--- Data ---
* * * *

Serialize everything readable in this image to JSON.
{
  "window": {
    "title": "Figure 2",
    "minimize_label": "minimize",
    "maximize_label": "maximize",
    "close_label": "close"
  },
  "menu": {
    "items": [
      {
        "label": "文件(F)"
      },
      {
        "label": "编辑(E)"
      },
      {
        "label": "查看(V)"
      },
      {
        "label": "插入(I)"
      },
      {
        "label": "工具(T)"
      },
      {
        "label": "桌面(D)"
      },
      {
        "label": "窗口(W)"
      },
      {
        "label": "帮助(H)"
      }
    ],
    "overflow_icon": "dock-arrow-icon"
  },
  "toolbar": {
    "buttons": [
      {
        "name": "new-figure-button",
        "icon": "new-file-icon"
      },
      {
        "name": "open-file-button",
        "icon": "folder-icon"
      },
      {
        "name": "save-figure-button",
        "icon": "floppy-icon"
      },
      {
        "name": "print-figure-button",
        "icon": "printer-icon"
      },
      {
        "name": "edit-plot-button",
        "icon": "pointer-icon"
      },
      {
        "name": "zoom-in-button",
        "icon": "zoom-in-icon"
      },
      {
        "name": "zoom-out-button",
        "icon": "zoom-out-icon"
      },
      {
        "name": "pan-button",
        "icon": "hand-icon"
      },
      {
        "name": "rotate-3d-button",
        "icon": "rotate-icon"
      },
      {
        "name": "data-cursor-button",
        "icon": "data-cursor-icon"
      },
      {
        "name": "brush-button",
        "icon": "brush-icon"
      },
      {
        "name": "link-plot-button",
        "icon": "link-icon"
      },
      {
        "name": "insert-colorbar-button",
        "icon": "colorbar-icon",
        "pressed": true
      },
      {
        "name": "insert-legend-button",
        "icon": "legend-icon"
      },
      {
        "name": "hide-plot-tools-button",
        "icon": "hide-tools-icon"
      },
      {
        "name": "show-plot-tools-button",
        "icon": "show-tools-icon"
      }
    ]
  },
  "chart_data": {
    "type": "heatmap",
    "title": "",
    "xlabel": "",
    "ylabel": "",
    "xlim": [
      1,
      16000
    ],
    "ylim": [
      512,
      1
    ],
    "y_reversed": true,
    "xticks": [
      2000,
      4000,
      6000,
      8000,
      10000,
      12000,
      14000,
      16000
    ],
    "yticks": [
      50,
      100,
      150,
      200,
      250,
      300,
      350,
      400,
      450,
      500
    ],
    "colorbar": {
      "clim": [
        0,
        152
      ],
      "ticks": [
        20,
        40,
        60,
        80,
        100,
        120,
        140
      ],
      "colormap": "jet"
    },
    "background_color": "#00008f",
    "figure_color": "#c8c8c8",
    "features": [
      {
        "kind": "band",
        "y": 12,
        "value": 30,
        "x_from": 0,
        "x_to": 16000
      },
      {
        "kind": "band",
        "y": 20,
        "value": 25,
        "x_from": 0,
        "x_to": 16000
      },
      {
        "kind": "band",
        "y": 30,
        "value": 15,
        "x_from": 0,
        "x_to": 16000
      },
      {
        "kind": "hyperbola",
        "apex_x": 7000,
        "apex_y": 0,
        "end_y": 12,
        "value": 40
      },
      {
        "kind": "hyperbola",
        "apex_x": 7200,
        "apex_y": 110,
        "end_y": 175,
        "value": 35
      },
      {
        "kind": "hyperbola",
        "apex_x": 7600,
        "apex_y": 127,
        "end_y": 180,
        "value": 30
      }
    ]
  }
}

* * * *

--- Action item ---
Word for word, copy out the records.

--- Expected answer ---
Serialize everything readable in this image to JSON.
{
  "window": {
    "title": "Figure 2",
    "minimize_label": "minimize",
    "maximize_label": "maximize",
    "close_label": "close"
  },
  "menu": {
    "items": [
      {
        "label": "文件(F)"
      },
      {
        "label": "编辑(E)"
      },
      {
        "label": "查看(V)"
      },
      {
        "label": "插入(I)"
      },
      {
        "label": "工具(T)"
      },
      {
        "label": "桌面(D)"
      },
      {
        "label": "窗口(W)"
      },
      {
        "label": "帮助(H)"
      }
    ],
    "overflow_icon": "dock-arrow-icon"
  },
  "toolbar": {
    "buttons": [
      {
        "name": "new-figure-button",
        "icon": "new-file-icon"
      },
      {
        "name": "open-file-button",
        "icon": "folder-icon"
      },
      {
        "name": "save-figure-button",
        "icon": "floppy-icon"
      },
      {
        "name": "print-figure-button",
        "icon": "printer-icon"
      },
      {
        "name": "edit-plot-button",
        "icon": "pointer-icon"
      },
      {
        "name": "zoom-in-button",
        "icon": "zoom-in-icon"
      },
      {
        "name": "zoom-out-button",
        "icon": "zoom-out-icon"
      },
      {
        "name": "pan-button",
        "icon": "hand-icon"
      },
      {
        "name": "rotate-3d-button",
        "icon": "rotate-icon"
      },
      {
        "name": "data-cursor-button",
        "icon": "data-cursor-icon"
      },
      {
        "name": "brush-button",
        "icon": "brush-icon"
      },
      {
        "name": "link-plot-button",
        "icon": "link-icon"
      },
      {
        "name": "insert-colorbar-button",
        "icon": "colorbar-icon",
        "pressed": true
      },
      {
        "name": "insert-legend-button",
        "icon": "legend-icon"
      },
      {
        "name": "hide-plot-tools-button",
        "icon": "hide-tools-icon"
      },
      {
        "name": "show-plot-tools-button",
        "icon": "show-tools-icon"
      }
    ]
  },
  "chart_data": {
    "type": "heatmap",
    "title": "",
    "xlabel": "",
    "ylabel": "",
    "xlim": [
      1,
      16000
    ],
    "ylim": [
      512,
      1
    ],
    "y_reversed": true,
    "xticks": [
      2000,
      4000,
      6000,
      8000,
      10000,
      12000,
      14000,
      16000
    ],
    "yticks": [
      50,
      100,
      150,
      200,
      250,
      300,
      350,
      400,
      450,
      500
    ],
    "colorbar": {
      "clim": [
        0,
        152
      ],
      "ticks": [
        20,
        40,
        60,
        80,
        100,
        120,
        140
      ],
      "colormap": "jet"
    },
    "background_color": "#00008f",
    "figure_color": "#c8c8c8",
    "features": [
      {
        "kind": "band",
        "y": 12,
        "value": 30,
        "x_from": 0,
        "x_to": 16000
      },
      {
        "kind": "band",
        "y": 20,
        "value": 25,
        "x_from": 0,
        "x_to": 16000
      },
      {
        "kind": "band",
        "y": 30,
        "value": 15,
        "x_from": 0,
        "x_to": 16000
      },
      {
        "kind": "hyperbola",
        "apex_x": 7000,
        "apex_y": 0,
        "end_y": 12,
        "value": 40
      },
      {
        "kind": "hyperbola",
        "apex_x": 7200,
        "apex_y": 110,
        "end_y": 175,
        "value": 35
      },
      {
        "kind": "hyperbola",
        "apex_x": 7600,
        "apex_y": 127,
        "end_y": 180,
        "value": 30
      }
    ]
  }
}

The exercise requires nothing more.